# DATA IN THIS EXERCISE:
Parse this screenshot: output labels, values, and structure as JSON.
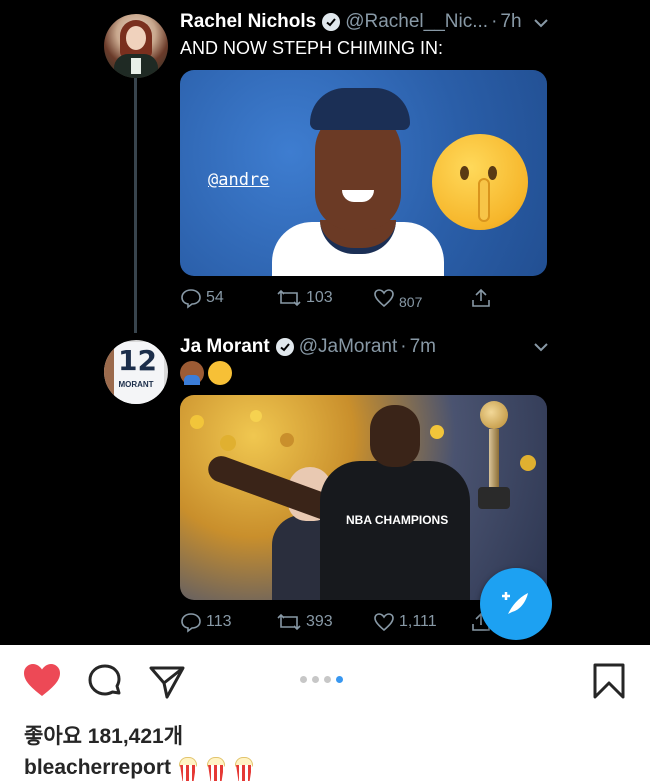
{
  "tweets": [
    {
      "name": "Rachel Nichols",
      "handle": "@Rachel__Nic...",
      "time": "7h",
      "text": "AND NOW STEPH CHIMING IN:",
      "media_caption": "@andre",
      "replies": "54",
      "retweets": "103",
      "likes": "807"
    },
    {
      "name": "Ja Morant",
      "handle": "@JaMorant",
      "time": "7m",
      "emojis": [
        "person-shrugging",
        "shushing-face"
      ],
      "avatar_number": "12",
      "avatar_name": "MORANT",
      "media_caption": "NBA CHAMPIONS",
      "replies": "113",
      "retweets": "393",
      "likes": "1,111"
    }
  ],
  "instagram": {
    "likes_text": "좋아요 181,421개",
    "username": "bleacherreport",
    "caption_emojis": [
      "popcorn",
      "popcorn",
      "popcorn"
    ],
    "carousel": {
      "total": 4,
      "active_index": 3
    }
  },
  "colors": {
    "twitter_bg": "#000000",
    "twitter_blue": "#1da1f2",
    "muted": "#8899a6",
    "heart_red": "#ed4956"
  }
}
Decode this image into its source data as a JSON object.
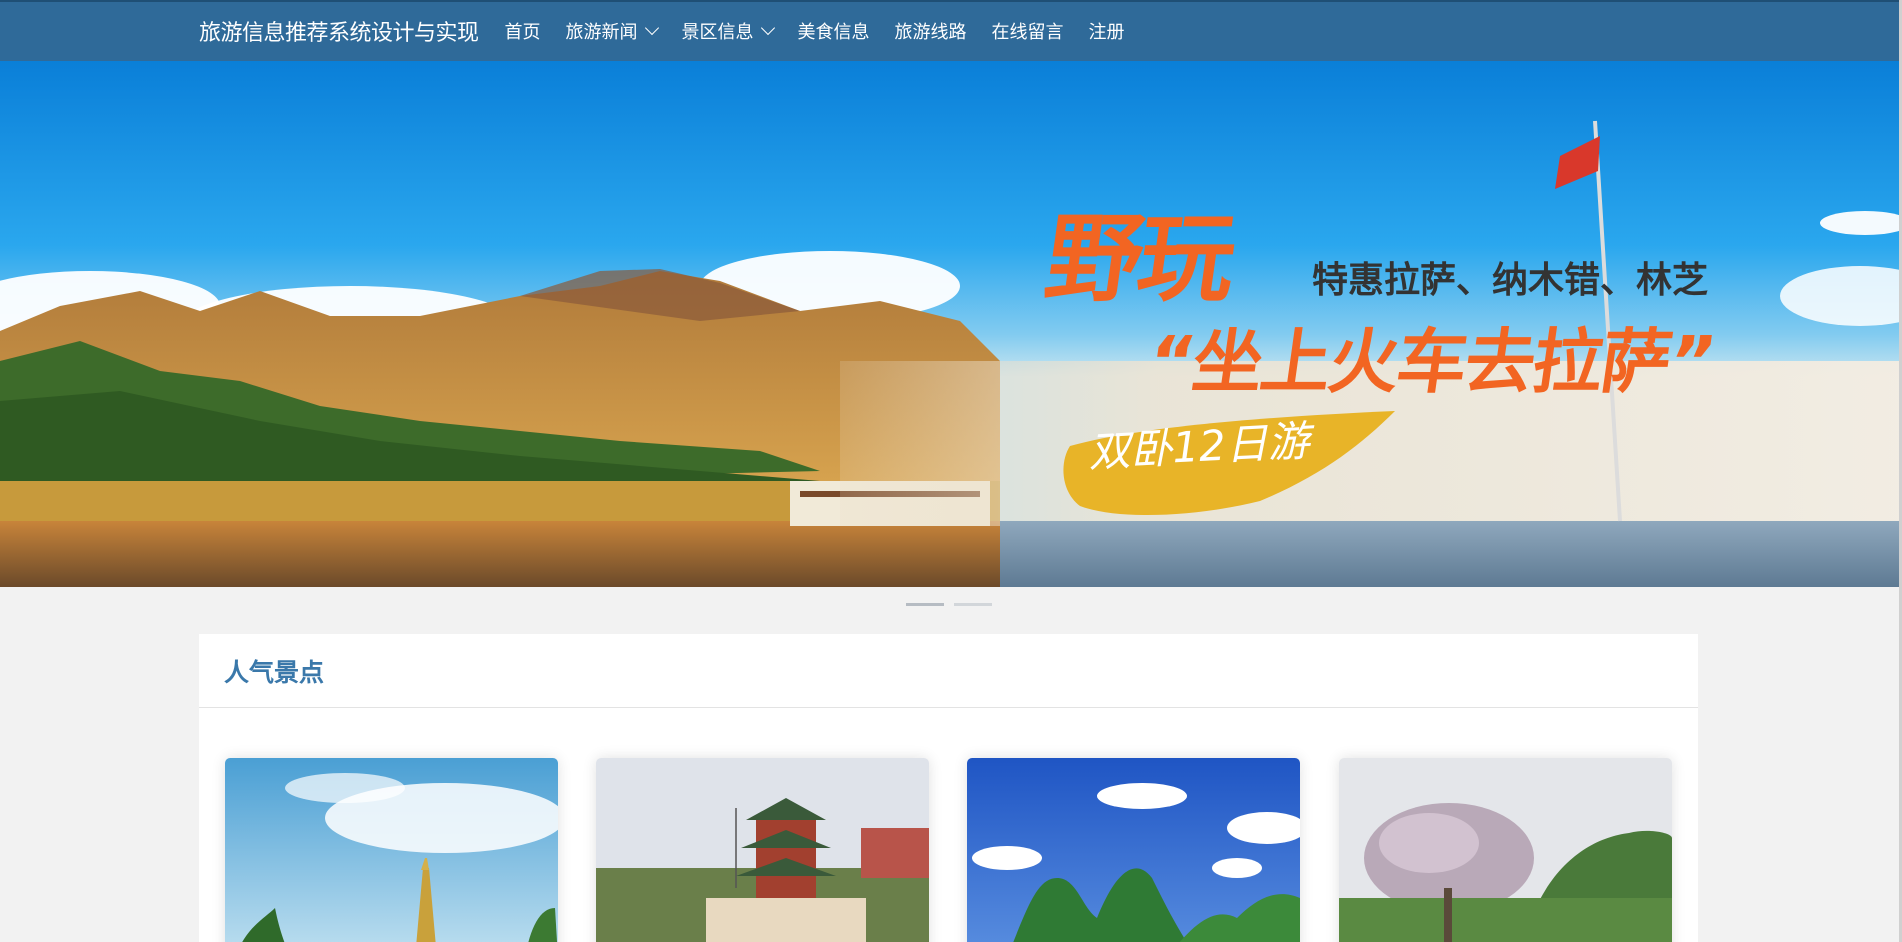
{
  "navbar": {
    "brand": "旅游信息推荐系统设计与实现",
    "items": [
      {
        "label": "首页",
        "has_dropdown": false
      },
      {
        "label": "旅游新闻",
        "has_dropdown": true
      },
      {
        "label": "景区信息",
        "has_dropdown": true
      },
      {
        "label": "美食信息",
        "has_dropdown": false
      },
      {
        "label": "旅游线路",
        "has_dropdown": false
      },
      {
        "label": "在线留言",
        "has_dropdown": false
      },
      {
        "label": "注册",
        "has_dropdown": false
      }
    ],
    "background": "#2f6a99"
  },
  "banner": {
    "headline": "野玩",
    "subline": "特惠拉萨、纳木错、林芝",
    "slogan": "“坐上火车去拉萨”",
    "tag": "双卧12日游",
    "accent": "#f26522",
    "slides": 2,
    "active_slide": 1
  },
  "section": {
    "title": "人气景点",
    "title_color": "#3a78aa"
  },
  "cards": [
    {
      "image": "pagoda-sky-photo"
    },
    {
      "image": "temple-pavilion-photo"
    },
    {
      "image": "karst-mountains-photo"
    },
    {
      "image": "blossom-tree-photo"
    }
  ]
}
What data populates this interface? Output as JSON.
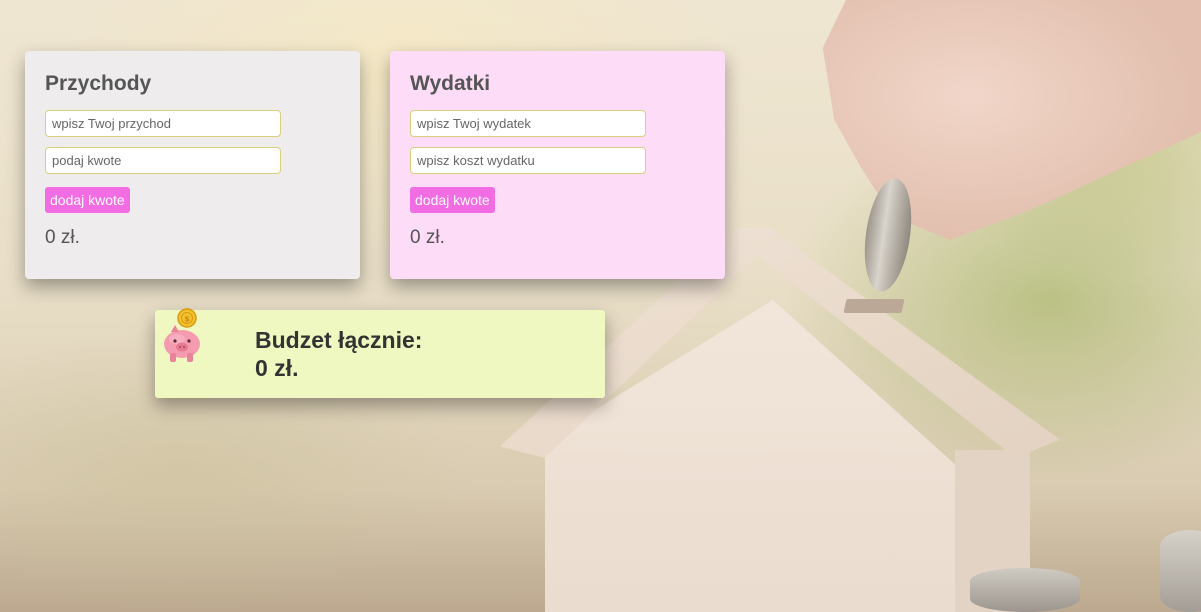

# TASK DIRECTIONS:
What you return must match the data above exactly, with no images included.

# REPLY TO THE TASK:
Parse this screenshot: output labels, values, and structure as JSON.
{
  "tweets": [
    {
      "name": "Rachel Nichols",
      "handle": "@Rachel__Nic...",
      "time": "7h",
      "text": "AND NOW STEPH CHIMING IN:",
      "media_caption": "@andre",
      "replies": "54",
      "retweets": "103",
      "likes": "807"
    },
    {
      "name": "Ja Morant",
      "handle": "@JaMorant",
      "time": "7m",
      "emojis": [
        "person-shrugging",
        "shushing-face"
      ],
      "avatar_number": "12",
      "avatar_name": "MORANT",
      "media_caption": "NBA CHAMPIONS",
      "replies": "113",
      "retweets": "393",
      "likes": "1,111"
    }
  ],
  "instagram": {
    "likes_text": "좋아요 181,421개",
    "username": "bleacherreport",
    "caption_emojis": [
      "popcorn",
      "popcorn",
      "popcorn"
    ],
    "carousel": {
      "total": 4,
      "active_index": 3
    }
  },
  "colors": {
    "twitter_bg": "#000000",
    "twitter_blue": "#1da1f2",
    "muted": "#8899a6",
    "heart_red": "#ed4956"
  }
}
Decode this image into its source data as a JSON object.
{
  "navbar": {
    "brand": "旅游信息推荐系统设计与实现",
    "items": [
      {
        "label": "首页",
        "has_dropdown": false
      },
      {
        "label": "旅游新闻",
        "has_dropdown": true
      },
      {
        "label": "景区信息",
        "has_dropdown": true
      },
      {
        "label": "美食信息",
        "has_dropdown": false
      },
      {
        "label": "旅游线路",
        "has_dropdown": false
      },
      {
        "label": "在线留言",
        "has_dropdown": false
      },
      {
        "label": "注册",
        "has_dropdown": false
      }
    ],
    "background": "#2f6a99"
  },
  "banner": {
    "headline": "野玩",
    "subline": "特惠拉萨、纳木错、林芝",
    "slogan": "“坐上火车去拉萨”",
    "tag": "双卧12日游",
    "accent": "#f26522",
    "slides": 2,
    "active_slide": 1
  },
  "section": {
    "title": "人气景点",
    "title_color": "#3a78aa"
  },
  "cards": [
    {
      "image": "pagoda-sky-photo"
    },
    {
      "image": "temple-pavilion-photo"
    },
    {
      "image": "karst-mountains-photo"
    },
    {
      "image": "blossom-tree-photo"
    }
  ]
}
What data populates this interface? Output as JSON.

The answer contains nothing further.